> _EXERCISE BRIEF_:
Reproduce nothing but the lines from the one with "Decode this image" down to the last line of the data below.

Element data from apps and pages
-----

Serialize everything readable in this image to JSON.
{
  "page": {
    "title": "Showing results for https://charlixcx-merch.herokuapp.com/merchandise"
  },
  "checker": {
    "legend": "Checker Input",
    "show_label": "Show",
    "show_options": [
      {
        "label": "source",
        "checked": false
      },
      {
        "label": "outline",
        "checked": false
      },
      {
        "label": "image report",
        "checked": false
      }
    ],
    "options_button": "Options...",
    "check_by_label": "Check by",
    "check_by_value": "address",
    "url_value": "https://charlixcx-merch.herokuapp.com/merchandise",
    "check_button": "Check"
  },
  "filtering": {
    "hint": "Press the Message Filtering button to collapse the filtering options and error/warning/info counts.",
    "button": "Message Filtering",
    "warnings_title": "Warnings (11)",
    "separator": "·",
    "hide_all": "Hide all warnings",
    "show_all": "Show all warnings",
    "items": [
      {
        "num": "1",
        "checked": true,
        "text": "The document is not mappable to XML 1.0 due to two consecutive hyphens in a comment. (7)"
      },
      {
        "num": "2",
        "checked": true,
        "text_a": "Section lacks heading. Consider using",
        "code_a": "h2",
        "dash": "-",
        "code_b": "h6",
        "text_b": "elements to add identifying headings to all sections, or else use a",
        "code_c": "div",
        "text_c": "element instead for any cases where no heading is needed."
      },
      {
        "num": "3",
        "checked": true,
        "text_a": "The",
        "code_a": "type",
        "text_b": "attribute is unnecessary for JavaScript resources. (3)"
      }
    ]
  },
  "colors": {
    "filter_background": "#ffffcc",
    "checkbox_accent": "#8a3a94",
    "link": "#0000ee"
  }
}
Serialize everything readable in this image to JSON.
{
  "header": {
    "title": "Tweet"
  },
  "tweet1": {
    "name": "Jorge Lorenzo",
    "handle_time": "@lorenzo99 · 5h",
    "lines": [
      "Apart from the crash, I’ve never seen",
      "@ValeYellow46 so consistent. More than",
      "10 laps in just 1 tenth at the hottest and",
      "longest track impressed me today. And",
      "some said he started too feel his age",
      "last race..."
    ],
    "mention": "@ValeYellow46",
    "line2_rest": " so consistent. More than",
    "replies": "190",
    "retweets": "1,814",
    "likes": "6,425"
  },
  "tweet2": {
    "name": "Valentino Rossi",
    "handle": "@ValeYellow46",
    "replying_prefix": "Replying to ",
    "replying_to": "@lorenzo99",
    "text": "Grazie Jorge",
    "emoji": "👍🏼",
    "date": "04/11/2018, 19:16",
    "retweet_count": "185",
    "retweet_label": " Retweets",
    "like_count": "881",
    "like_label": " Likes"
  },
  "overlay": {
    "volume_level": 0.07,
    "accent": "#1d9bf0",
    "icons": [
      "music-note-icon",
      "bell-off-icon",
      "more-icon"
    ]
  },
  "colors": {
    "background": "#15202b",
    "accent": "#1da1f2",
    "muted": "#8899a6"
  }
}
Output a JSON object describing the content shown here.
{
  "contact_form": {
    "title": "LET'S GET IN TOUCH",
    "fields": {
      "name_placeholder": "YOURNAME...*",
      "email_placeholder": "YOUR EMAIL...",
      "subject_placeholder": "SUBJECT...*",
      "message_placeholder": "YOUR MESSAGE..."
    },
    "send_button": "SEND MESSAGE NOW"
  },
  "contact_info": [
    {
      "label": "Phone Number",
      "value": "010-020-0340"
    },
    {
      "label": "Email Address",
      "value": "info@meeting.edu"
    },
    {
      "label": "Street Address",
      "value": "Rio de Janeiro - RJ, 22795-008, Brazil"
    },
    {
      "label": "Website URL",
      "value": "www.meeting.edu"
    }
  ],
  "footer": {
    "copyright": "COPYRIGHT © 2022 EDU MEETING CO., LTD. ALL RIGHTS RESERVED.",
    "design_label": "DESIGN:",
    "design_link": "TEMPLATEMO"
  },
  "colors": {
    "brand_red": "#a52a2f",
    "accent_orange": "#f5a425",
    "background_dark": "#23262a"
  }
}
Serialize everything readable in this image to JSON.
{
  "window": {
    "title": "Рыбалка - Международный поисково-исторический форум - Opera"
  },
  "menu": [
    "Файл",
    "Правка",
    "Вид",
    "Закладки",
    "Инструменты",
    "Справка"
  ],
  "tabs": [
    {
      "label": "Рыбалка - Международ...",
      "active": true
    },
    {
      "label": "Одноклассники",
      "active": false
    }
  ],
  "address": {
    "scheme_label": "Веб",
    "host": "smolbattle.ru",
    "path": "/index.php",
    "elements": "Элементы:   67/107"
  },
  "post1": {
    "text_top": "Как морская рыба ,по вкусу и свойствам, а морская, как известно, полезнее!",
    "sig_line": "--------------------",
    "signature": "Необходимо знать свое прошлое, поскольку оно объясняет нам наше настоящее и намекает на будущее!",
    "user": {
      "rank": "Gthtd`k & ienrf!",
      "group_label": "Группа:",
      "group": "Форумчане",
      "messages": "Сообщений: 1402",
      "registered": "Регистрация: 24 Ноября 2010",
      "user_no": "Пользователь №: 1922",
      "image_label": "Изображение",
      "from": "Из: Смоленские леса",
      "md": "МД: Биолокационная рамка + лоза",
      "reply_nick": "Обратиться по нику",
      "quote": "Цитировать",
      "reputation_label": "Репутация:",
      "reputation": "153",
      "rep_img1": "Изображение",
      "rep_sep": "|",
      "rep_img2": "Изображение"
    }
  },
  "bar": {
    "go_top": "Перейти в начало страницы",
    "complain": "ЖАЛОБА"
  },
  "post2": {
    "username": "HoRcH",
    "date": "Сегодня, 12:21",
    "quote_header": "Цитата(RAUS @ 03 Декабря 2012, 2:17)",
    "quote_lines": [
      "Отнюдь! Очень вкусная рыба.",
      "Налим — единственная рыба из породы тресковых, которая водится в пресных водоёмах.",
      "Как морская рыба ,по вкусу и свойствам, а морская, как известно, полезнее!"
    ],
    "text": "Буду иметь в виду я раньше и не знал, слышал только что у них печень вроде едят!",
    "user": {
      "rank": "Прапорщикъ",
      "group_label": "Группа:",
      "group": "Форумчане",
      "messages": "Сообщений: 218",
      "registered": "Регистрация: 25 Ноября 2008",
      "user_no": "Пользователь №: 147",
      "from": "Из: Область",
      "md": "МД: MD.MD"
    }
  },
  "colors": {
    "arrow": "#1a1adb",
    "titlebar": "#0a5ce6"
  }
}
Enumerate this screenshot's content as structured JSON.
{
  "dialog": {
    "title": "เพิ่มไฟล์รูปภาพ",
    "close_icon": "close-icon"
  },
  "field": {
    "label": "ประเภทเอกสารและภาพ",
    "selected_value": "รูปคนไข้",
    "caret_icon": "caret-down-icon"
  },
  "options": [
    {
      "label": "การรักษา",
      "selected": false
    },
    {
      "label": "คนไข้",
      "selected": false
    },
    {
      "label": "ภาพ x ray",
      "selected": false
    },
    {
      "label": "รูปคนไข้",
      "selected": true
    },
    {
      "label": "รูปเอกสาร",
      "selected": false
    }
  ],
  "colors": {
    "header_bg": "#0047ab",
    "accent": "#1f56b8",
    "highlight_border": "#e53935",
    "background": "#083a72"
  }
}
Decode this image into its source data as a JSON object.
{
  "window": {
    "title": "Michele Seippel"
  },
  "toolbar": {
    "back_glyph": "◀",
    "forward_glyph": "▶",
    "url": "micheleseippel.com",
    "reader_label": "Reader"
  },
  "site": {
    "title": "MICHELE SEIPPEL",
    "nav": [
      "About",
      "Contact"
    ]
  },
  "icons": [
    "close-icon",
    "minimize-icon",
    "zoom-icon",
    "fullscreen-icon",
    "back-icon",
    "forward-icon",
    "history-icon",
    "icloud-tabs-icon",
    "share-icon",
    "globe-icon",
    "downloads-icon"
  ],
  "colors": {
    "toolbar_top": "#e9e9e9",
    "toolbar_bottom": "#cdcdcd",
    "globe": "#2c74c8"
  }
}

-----

> _FINISHED EXERCISE_:
Decode this image into its source data as a JSON object.
{
  "window": {
    "title": "Michele Seippel"
  },
  "toolbar": {
    "back_glyph": "◀",
    "forward_glyph": "▶",
    "url": "micheleseippel.com",
    "reader_label": "Reader"
  },
  "site": {
    "title": "MICHELE SEIPPEL",
    "nav": [
      "About",
      "Contact"
    ]
  },
  "icons": [
    "close-icon",
    "minimize-icon",
    "zoom-icon",
    "fullscreen-icon",
    "back-icon",
    "forward-icon",
    "history-icon",
    "icloud-tabs-icon",
    "share-icon",
    "globe-icon",
    "downloads-icon"
  ],
  "colors": {
    "toolbar_top": "#e9e9e9",
    "toolbar_bottom": "#cdcdcd",
    "globe": "#2c74c8"
  }
}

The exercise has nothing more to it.